Are platelet-rich plasma injections effective in adults with degenerative joint disease of the hip?
The data on the effectiveness of PRP injections in adults with hip DJD are limited to a few small studies of low to moderate quality, likely resulting in overinflated estimates of benefit.
Plan de l'etude:
These authors searched several databases, conducted manual searches of the bibliographies of included studies, and contacted authors of clinical trials and conference abstracts to identify studies that evaluated platelet-rich plasma (PRP) injections in treating adults with hip degenerative joint disease (DJD). They included 8 studies with 331 participants; 5 were randomized trials that compared PRP with hyaluronic acid. The overall quality of all studies was low to moderate, and the randomized trials, specifically, were poor to middling in quality. The authors report slight differences in the preparation of the PRP, the dosing frequency and interval, as well as the use of leukocyte-rich versus leukocyte-poor PRP. Additionally, the follow-up ranged from 4 months to 14 months. Despite all this variability, the authors chose to pool the data. At least all the studies used the same 10-cm visual analog pain scale. The patients receiving PRP injections had a greater degree of improvement than the control patients (net difference 1.6/10); not surprisingly, though, these data were markedly heterogeneous (I2 = 75.8%). This difference is right at the minimum clinically important difference. Overall, at the conclusion of each study, there was no significant difference in function. Finally, 3 of the studies reported that adverse events were infrequent, mild, and transient.

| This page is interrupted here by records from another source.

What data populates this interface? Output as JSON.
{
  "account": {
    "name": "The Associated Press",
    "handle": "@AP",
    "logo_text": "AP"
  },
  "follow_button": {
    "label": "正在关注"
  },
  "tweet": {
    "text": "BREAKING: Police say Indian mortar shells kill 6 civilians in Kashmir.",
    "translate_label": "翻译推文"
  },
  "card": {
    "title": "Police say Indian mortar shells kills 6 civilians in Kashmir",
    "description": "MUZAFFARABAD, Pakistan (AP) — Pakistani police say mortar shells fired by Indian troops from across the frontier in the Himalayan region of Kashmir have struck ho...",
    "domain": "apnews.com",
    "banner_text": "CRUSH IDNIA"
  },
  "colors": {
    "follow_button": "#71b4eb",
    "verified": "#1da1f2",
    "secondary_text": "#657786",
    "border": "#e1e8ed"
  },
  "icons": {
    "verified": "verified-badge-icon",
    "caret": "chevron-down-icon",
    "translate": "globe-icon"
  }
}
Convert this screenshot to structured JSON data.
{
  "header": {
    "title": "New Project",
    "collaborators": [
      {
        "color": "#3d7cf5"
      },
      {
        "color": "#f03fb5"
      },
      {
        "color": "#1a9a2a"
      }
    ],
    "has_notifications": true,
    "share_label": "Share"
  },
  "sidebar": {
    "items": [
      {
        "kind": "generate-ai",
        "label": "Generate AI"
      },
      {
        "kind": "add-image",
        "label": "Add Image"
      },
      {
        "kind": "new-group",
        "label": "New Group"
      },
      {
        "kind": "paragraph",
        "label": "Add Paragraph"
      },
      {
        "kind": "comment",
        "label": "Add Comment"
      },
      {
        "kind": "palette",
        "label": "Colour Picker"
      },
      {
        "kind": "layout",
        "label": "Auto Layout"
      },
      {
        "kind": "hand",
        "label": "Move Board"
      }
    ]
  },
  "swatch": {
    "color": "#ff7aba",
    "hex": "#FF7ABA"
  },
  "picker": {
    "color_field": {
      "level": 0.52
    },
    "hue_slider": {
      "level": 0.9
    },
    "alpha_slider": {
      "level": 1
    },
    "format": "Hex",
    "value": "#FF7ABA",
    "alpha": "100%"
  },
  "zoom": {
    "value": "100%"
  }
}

Henry C. Barry, MD, MS
Michigan State University
East Lansing, MI